> _WORK TASK_
Your answer must be an exact copy of the records below, with every picture left out.

> _GIVEN INFORMATION_
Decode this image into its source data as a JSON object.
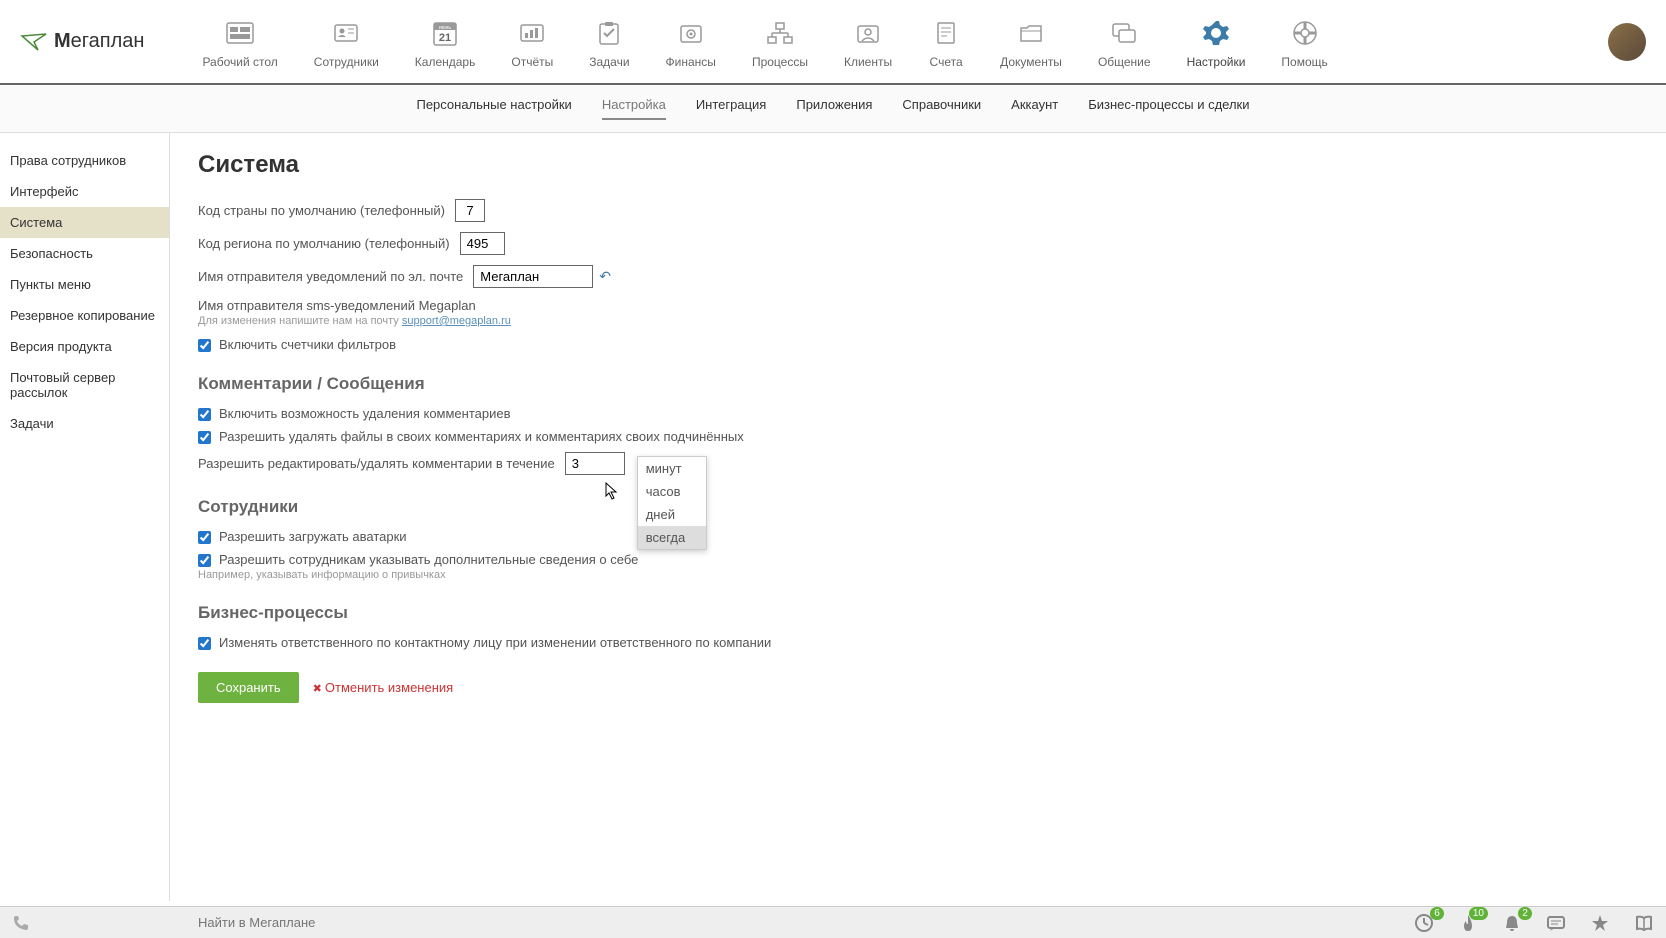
{
  "logo": {
    "text": "егаплан"
  },
  "topNav": [
    {
      "label": "Рабочий стол"
    },
    {
      "label": "Сотрудники"
    },
    {
      "label": "Календарь",
      "sub": "июнь",
      "day": "21"
    },
    {
      "label": "Отчёты"
    },
    {
      "label": "Задачи"
    },
    {
      "label": "Финансы"
    },
    {
      "label": "Процессы"
    },
    {
      "label": "Клиенты"
    },
    {
      "label": "Счета"
    },
    {
      "label": "Документы"
    },
    {
      "label": "Общение"
    },
    {
      "label": "Настройки"
    },
    {
      "label": "Помощь"
    }
  ],
  "subNav": [
    "Персональные настройки",
    "Настройка",
    "Интеграция",
    "Приложения",
    "Справочники",
    "Аккаунт",
    "Бизнес-процессы и сделки"
  ],
  "sidebar": [
    "Права сотрудников",
    "Интерфейс",
    "Система",
    "Безопасность",
    "Пункты меню",
    "Резервное копирование",
    "Версия продукта",
    "Почтовый сервер рассылок",
    "Задачи"
  ],
  "page": {
    "title": "Система",
    "countryCodeLabel": "Код страны по умолчанию (телефонный)",
    "countryCode": "7",
    "regionCodeLabel": "Код региона по умолчанию (телефонный)",
    "regionCode": "495",
    "emailSenderLabel": "Имя отправителя уведомлений по эл. почте",
    "emailSender": "Мегаплан",
    "smsSenderLabel": "Имя отправителя sms-уведомлений Megaplan",
    "smsHint": "Для изменения напишите нам на почту ",
    "smsHintLink": "support@megaplan.ru",
    "filterCountersLabel": "Включить счетчики фильтров",
    "commentsSection": "Комментарии / Сообщения",
    "enableDeleteLabel": "Включить возможность удаления комментариев",
    "allowDeleteFilesLabel": "Разрешить удалять файлы в своих комментариях и комментариях своих подчинённых",
    "editTimeLabel": "Разрешить редактировать/удалять комментарии в течение",
    "editTimeValue": "3",
    "editTimeUnit": "минут",
    "unitOptions": [
      "минут",
      "часов",
      "дней",
      "всегда"
    ],
    "employeesSection": "Сотрудники",
    "allowAvatarsLabel": "Разрешить загружать аватарки",
    "allowExtraInfoLabel": "Разрешить сотрудникам указывать дополнительные сведения о себе",
    "allowExtraInfoHint": "Например, указывать информацию о привычках",
    "bpSection": "Бизнес-процессы",
    "bpResponsibleLabel": "Изменять ответственного по контактному лицу при изменении ответственного по компании",
    "saveLabel": "Сохранить",
    "cancelLabel": "Отменить изменения"
  },
  "footer": {
    "searchPlaceholder": "Найти в Мегаплане",
    "badges": {
      "clock": "6",
      "fire": "10",
      "bell": "2"
    }
  }
}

> _TASK RESPONSE_
Decode this image into its source data as a JSON object.
{
  "logo": {
    "text": "егаплан"
  },
  "topNav": [
    {
      "label": "Рабочий стол"
    },
    {
      "label": "Сотрудники"
    },
    {
      "label": "Календарь",
      "sub": "июнь",
      "day": "21"
    },
    {
      "label": "Отчёты"
    },
    {
      "label": "Задачи"
    },
    {
      "label": "Финансы"
    },
    {
      "label": "Процессы"
    },
    {
      "label": "Клиенты"
    },
    {
      "label": "Счета"
    },
    {
      "label": "Документы"
    },
    {
      "label": "Общение"
    },
    {
      "label": "Настройки"
    },
    {
      "label": "Помощь"
    }
  ],
  "subNav": [
    "Персональные настройки",
    "Настройка",
    "Интеграция",
    "Приложения",
    "Справочники",
    "Аккаунт",
    "Бизнес-процессы и сделки"
  ],
  "sidebar": [
    "Права сотрудников",
    "Интерфейс",
    "Система",
    "Безопасность",
    "Пункты меню",
    "Резервное копирование",
    "Версия продукта",
    "Почтовый сервер рассылок",
    "Задачи"
  ],
  "page": {
    "title": "Система",
    "countryCodeLabel": "Код страны по умолчанию (телефонный)",
    "countryCode": "7",
    "regionCodeLabel": "Код региона по умолчанию (телефонный)",
    "regionCode": "495",
    "emailSenderLabel": "Имя отправителя уведомлений по эл. почте",
    "emailSender": "Мегаплан",
    "smsSenderLabel": "Имя отправителя sms-уведомлений Megaplan",
    "smsHint": "Для изменения напишите нам на почту ",
    "smsHintLink": "support@megaplan.ru",
    "filterCountersLabel": "Включить счетчики фильтров",
    "commentsSection": "Комментарии / Сообщения",
    "enableDeleteLabel": "Включить возможность удаления комментариев",
    "allowDeleteFilesLabel": "Разрешить удалять файлы в своих комментариях и комментариях своих подчинённых",
    "editTimeLabel": "Разрешить редактировать/удалять комментарии в течение",
    "editTimeValue": "3",
    "editTimeUnit": "минут",
    "unitOptions": [
      "минут",
      "часов",
      "дней",
      "всегда"
    ],
    "employeesSection": "Сотрудники",
    "allowAvatarsLabel": "Разрешить загружать аватарки",
    "allowExtraInfoLabel": "Разрешить сотрудникам указывать дополнительные сведения о себе",
    "allowExtraInfoHint": "Например, указывать информацию о привычках",
    "bpSection": "Бизнес-процессы",
    "bpResponsibleLabel": "Изменять ответственного по контактному лицу при изменении ответственного по компании",
    "saveLabel": "Сохранить",
    "cancelLabel": "Отменить изменения"
  },
  "footer": {
    "searchPlaceholder": "Найти в Мегаплане",
    "badges": {
      "clock": "6",
      "fire": "10",
      "bell": "2"
    }
  }
}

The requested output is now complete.